◆ SOURCE MATERIAL:
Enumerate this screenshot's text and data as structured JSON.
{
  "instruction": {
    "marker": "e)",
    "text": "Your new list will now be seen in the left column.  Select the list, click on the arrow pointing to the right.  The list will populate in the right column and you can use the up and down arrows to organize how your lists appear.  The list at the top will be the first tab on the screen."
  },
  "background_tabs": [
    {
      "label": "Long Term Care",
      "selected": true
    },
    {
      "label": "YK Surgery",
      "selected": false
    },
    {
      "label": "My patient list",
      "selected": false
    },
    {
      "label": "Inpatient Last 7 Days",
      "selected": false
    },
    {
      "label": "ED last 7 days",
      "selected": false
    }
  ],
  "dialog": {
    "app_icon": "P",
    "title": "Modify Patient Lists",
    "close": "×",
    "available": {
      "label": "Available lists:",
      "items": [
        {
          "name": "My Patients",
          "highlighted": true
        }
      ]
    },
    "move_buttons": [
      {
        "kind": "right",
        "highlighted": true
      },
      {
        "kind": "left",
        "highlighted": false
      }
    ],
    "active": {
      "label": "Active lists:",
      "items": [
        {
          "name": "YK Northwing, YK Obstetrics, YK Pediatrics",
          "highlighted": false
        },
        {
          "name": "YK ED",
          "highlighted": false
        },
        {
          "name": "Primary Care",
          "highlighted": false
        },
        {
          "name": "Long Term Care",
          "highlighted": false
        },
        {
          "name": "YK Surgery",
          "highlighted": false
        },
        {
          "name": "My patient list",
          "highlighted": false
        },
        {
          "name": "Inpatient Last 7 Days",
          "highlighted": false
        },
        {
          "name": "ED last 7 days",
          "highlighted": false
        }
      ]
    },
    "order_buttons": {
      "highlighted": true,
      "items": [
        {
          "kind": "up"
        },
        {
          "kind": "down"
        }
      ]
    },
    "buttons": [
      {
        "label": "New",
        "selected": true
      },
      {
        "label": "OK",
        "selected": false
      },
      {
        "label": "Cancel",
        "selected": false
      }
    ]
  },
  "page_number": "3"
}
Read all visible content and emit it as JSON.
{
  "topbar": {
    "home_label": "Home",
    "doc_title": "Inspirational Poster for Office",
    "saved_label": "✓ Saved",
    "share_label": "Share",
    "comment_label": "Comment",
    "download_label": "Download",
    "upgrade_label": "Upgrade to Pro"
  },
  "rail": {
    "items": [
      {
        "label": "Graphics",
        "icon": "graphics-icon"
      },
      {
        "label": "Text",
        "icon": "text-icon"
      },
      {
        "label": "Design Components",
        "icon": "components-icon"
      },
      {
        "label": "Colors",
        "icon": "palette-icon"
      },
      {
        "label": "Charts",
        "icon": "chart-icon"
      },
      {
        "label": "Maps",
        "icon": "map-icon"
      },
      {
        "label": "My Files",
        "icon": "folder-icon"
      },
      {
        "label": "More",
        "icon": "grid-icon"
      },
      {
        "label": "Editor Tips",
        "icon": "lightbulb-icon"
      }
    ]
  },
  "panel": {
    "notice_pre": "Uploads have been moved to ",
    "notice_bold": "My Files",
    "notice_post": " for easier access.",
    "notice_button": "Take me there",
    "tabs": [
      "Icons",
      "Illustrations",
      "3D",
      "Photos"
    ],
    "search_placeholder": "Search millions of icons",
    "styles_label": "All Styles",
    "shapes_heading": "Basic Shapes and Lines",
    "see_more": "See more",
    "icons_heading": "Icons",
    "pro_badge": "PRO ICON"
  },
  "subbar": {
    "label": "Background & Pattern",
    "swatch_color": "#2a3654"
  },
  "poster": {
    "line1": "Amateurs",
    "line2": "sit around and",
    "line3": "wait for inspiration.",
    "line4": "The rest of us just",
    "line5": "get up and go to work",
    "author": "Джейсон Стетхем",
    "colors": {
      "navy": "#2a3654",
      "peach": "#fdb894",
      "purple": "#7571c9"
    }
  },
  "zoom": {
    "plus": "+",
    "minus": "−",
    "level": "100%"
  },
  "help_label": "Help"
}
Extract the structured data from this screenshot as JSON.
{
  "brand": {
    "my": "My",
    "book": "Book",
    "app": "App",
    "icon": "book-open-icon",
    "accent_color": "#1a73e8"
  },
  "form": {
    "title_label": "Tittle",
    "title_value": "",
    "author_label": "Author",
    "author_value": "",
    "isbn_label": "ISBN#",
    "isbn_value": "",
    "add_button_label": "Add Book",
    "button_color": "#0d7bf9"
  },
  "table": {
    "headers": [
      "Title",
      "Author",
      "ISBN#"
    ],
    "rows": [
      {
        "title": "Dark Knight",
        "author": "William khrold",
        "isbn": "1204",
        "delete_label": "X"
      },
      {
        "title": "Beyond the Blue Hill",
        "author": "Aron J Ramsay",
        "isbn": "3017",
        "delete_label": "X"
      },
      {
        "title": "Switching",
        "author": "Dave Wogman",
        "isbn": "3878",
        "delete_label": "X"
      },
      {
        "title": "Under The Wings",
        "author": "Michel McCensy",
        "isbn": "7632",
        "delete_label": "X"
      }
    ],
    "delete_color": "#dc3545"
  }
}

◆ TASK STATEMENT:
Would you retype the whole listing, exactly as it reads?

◆ TASK ANSWER:
Enumerate this screenshot's text and data as structured JSON.
{
  "instruction": {
    "marker": "e)",
    "text": "Your new list will now be seen in the left column.  Select the list, click on the arrow pointing to the right.  The list will populate in the right column and you can use the up and down arrows to organize how your lists appear.  The list at the top will be the first tab on the screen."
  },
  "background_tabs": [
    {
      "label": "Long Term Care",
      "selected": true
    },
    {
      "label": "YK Surgery",
      "selected": false
    },
    {
      "label": "My patient list",
      "selected": false
    },
    {
      "label": "Inpatient Last 7 Days",
      "selected": false
    },
    {
      "label": "ED last 7 days",
      "selected": false
    }
  ],
  "dialog": {
    "app_icon": "P",
    "title": "Modify Patient Lists",
    "close": "×",
    "available": {
      "label": "Available lists:",
      "items": [
        {
          "name": "My Patients",
          "highlighted": true
        }
      ]
    },
    "move_buttons": [
      {
        "kind": "right",
        "highlighted": true
      },
      {
        "kind": "left",
        "highlighted": false
      }
    ],
    "active": {
      "label": "Active lists:",
      "items": [
        {
          "name": "YK Northwing, YK Obstetrics, YK Pediatrics",
          "highlighted": false
        },
        {
          "name": "YK ED",
          "highlighted": false
        },
        {
          "name": "Primary Care",
          "highlighted": false
        },
        {
          "name": "Long Term Care",
          "highlighted": false
        },
        {
          "name": "YK Surgery",
          "highlighted": false
        },
        {
          "name": "My patient list",
          "highlighted": false
        },
        {
          "name": "Inpatient Last 7 Days",
          "highlighted": false
        },
        {
          "name": "ED last 7 days",
          "highlighted": false
        }
      ]
    },
    "order_buttons": {
      "highlighted": true,
      "items": [
        {
          "kind": "up"
        },
        {
          "kind": "down"
        }
      ]
    },
    "buttons": [
      {
        "label": "New",
        "selected": true
      },
      {
        "label": "OK",
        "selected": false
      },
      {
        "label": "Cancel",
        "selected": false
      }
    ]
  },
  "page_number": "3"
}
Read all visible content and emit it as JSON.
{
  "topbar": {
    "home_label": "Home",
    "doc_title": "Inspirational Poster for Office",
    "saved_label": "✓ Saved",
    "share_label": "Share",
    "comment_label": "Comment",
    "download_label": "Download",
    "upgrade_label": "Upgrade to Pro"
  },
  "rail": {
    "items": [
      {
        "label": "Graphics",
        "icon": "graphics-icon"
      },
      {
        "label": "Text",
        "icon": "text-icon"
      },
      {
        "label": "Design Components",
        "icon": "components-icon"
      },
      {
        "label": "Colors",
        "icon": "palette-icon"
      },
      {
        "label": "Charts",
        "icon": "chart-icon"
      },
      {
        "label": "Maps",
        "icon": "map-icon"
      },
      {
        "label": "My Files",
        "icon": "folder-icon"
      },
      {
        "label": "More",
        "icon": "grid-icon"
      },
      {
        "label": "Editor Tips",
        "icon": "lightbulb-icon"
      }
    ]
  },
  "panel": {
    "notice_pre": "Uploads have been moved to ",
    "notice_bold": "My Files",
    "notice_post": " for easier access.",
    "notice_button": "Take me there",
    "tabs": [
      "Icons",
      "Illustrations",
      "3D",
      "Photos"
    ],
    "search_placeholder": "Search millions of icons",
    "styles_label": "All Styles",
    "shapes_heading": "Basic Shapes and Lines",
    "see_more": "See more",
    "icons_heading": "Icons",
    "pro_badge": "PRO ICON"
  },
  "subbar": {
    "label": "Background & Pattern",
    "swatch_color": "#2a3654"
  },
  "poster": {
    "line1": "Amateurs",
    "line2": "sit around and",
    "line3": "wait for inspiration.",
    "line4": "The rest of us just",
    "line5": "get up and go to work",
    "author": "Джейсон Стетхем",
    "colors": {
      "navy": "#2a3654",
      "peach": "#fdb894",
      "purple": "#7571c9"
    }
  },
  "zoom": {
    "plus": "+",
    "minus": "−",
    "level": "100%"
  },
  "help_label": "Help"
}
Extract the structured data from this screenshot as JSON.
{
  "brand": {
    "my": "My",
    "book": "Book",
    "app": "App",
    "icon": "book-open-icon",
    "accent_color": "#1a73e8"
  },
  "form": {
    "title_label": "Tittle",
    "title_value": "",
    "author_label": "Author",
    "author_value": "",
    "isbn_label": "ISBN#",
    "isbn_value": "",
    "add_button_label": "Add Book",
    "button_color": "#0d7bf9"
  },
  "table": {
    "headers": [
      "Title",
      "Author",
      "ISBN#"
    ],
    "rows": [
      {
        "title": "Dark Knight",
        "author": "William khrold",
        "isbn": "1204",
        "delete_label": "X"
      },
      {
        "title": "Beyond the Blue Hill",
        "author": "Aron J Ramsay",
        "isbn": "3017",
        "delete_label": "X"
      },
      {
        "title": "Switching",
        "author": "Dave Wogman",
        "isbn": "3878",
        "delete_label": "X"
      },
      {
        "title": "Under The Wings",
        "author": "Michel McCensy",
        "isbn": "7632",
        "delete_label": "X"
      }
    ],
    "delete_color": "#dc3545"
  }
}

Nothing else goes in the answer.